Front and centre: Where Queensland lost it
REMEMBER those good old days when every Origin post mortem was filled with talk about who would be the Blues new halves?
It's a bad place to be but now it's Queensland's turn to face the fire.
Bent Hunt's poorly-timed options were the big dressingroom talk after the game. He will probably survive for Game III because, for all the options, there is no perfect alternative.
Daly Cherry-Evans is ripe for selection but unpopular, Anthony Milford is out of form, Ash Taylor is promising but may not be ready and Michael Morgan is injured.
Queensland tried to exploit the power of their backs by spreading the ball and consequently the men out wide made the big metres.
But it still does not excuse the forwards for a game where none of the Queensland pack made more than 100m.
Jarrod Wallace was modest in the first game and modest again. He is fighting for his future which is unfortunate because Queensland needed him to be an enforcer in the middle.
It has not been a great year for Queensland rugby league.
NSW have beaten Queensland in the schoolboys, under-16, under-18, women's, wheelchair and now the Origin series.
Anyone for darts?
CENTRE OF ATTENTION
Will Chambers has a reputation as being one of the game's most bankable centres but he was down on form this series.
The effort was there but the polish was missing.
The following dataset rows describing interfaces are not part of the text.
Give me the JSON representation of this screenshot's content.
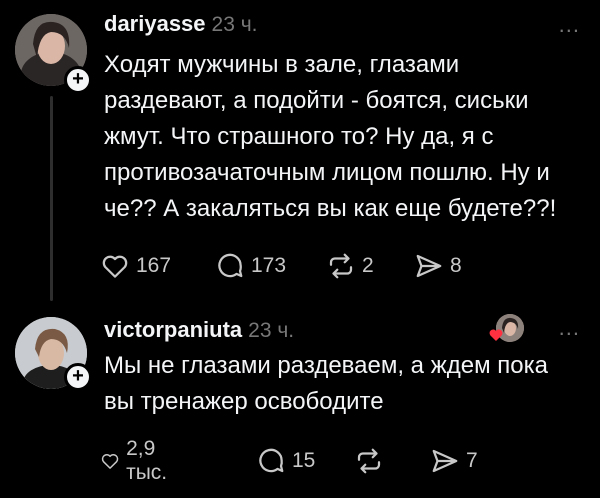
{
  "posts": [
    {
      "username": "dariyasse",
      "time": "23 ч.",
      "more": "...",
      "text": "Ходят мужчины в зале, глазами раздевают, а подойти - боятся, сиськи жмут. Что страшного то? Ну да, я с противозачаточным лицом пошлю. Ну и че?? А закаляться вы как еще будете??!",
      "likes": "167",
      "comments": "173",
      "reposts": "2",
      "shares": "8"
    },
    {
      "username": "victorpaniuta",
      "time": "23 ч.",
      "more": "...",
      "text": "Мы не глазами раздеваем, а ждем пока вы тренажер освободите",
      "likes": "2,9 тыс.",
      "comments": "15",
      "reposts": "",
      "shares": "7"
    }
  ],
  "colors": {
    "background": "#000000",
    "text": "#f3f5f7",
    "muted": "#777777",
    "heart": "#ff3040"
  },
  "icons": [
    "plus-icon",
    "heart-icon",
    "comment-icon",
    "repost-icon",
    "share-icon",
    "more-icon"
  ]
}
Some people were calling him the best centre in the world after the World Cup and he remains a favourite player of national coach Mal Meninga.
But he was below his best this series.
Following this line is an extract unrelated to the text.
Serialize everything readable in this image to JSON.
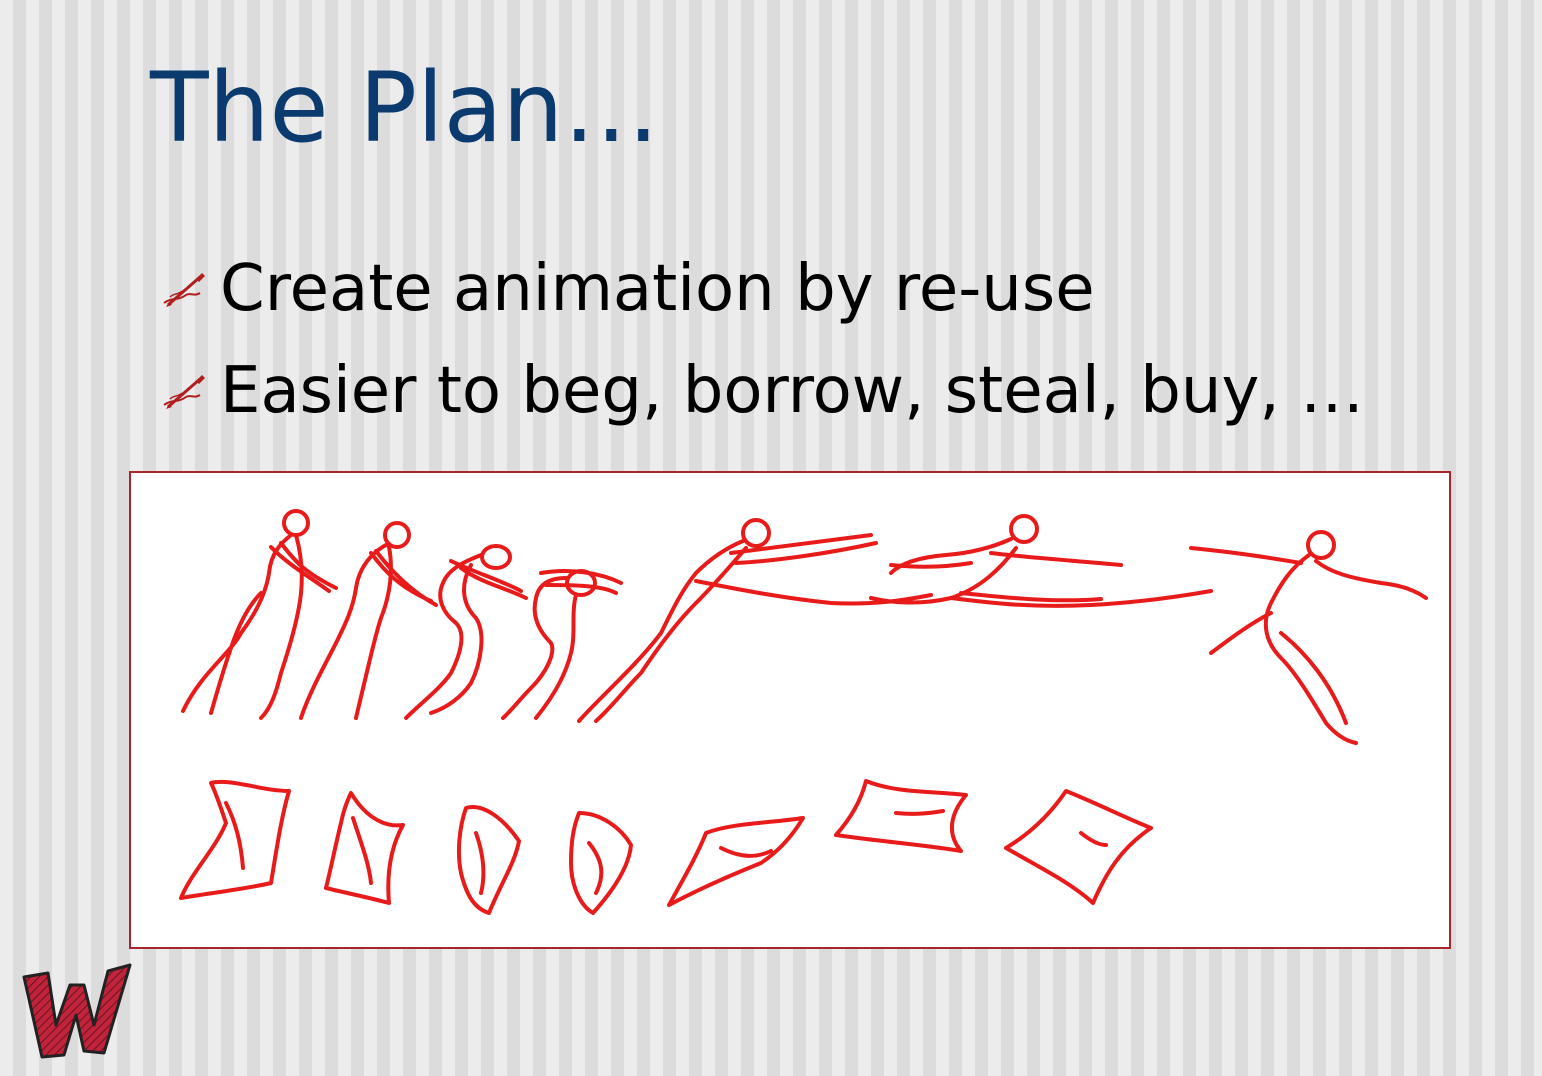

A rousing comeback victory for Queensland would have cemented Kevin Walters' case to become Broncos coach after Wayne Bennett.
Hopefully he will still be the man because he deserves the job. And it really is a small field. With Paul Green and Craig Bellamy out of the running, Walters still appears ahead of the other candidates. But nothing is certain.
SHANE Warne's unique skills inspired thousands of youngsters to take up his craft. Rugby league can only hope Kalyn Ponga can do the same.
What a joy it would be for the game if Ponga's mesmeric gifts prompted a generation of copy-cat sidesteppers and conjurers for these types of skills were being crunched out of a game getting more physical by the season.
It's very rare that one player can shape a team's destiny in State of Origin but Ponga might just be that player.
I know we are all getting a bit excited but he is worth the fuss. While he is alive and kicking Queensland will be a chance in every game he plays.
WILLIAM THE CONQUERER
Billy Slater is not even gone yet we are missing him already.
His skill set is freakish. It's like having a forensic accountant and a gifted artist in the one team.
He's the king of team players yet when he runs he looks as free and unshackled as if he's just roaring along like a cheetah on the savannah.
Slater should be fittingly honoured in his last origin game at Suncorp Stadium.
The novel concept of State of Origin on a Sunday worked solidly.
The entire package of the women's origin game, and Test matches from other nations including the always entertaining Samoa-Tonga clash was a winner.
Suddenly people are looking forward to club football returning this week rather than simply trudging through another overshadowed round featuring substandard players.
ALLAN Langer and his Ipswich mates always played the game in the right spirit and the tradition continues in retirement.
Langer was so concerned by the state of Blues skipper Boyd Cordner after he went down after a heavy knock that he stayed by his side to assist with his recovery. Nice work.
Credit where it is due.
NSW coach Brad Fittler took a major risk by opening up the front doors of the NSW camp and declaring every player available to the media every day. He reckoned if the players could not handle a five minute interview they could not handle Origin.
Far from putting pressure on the players it liberated them. Reclusive James Roberts even said to team officials "I want to talk.''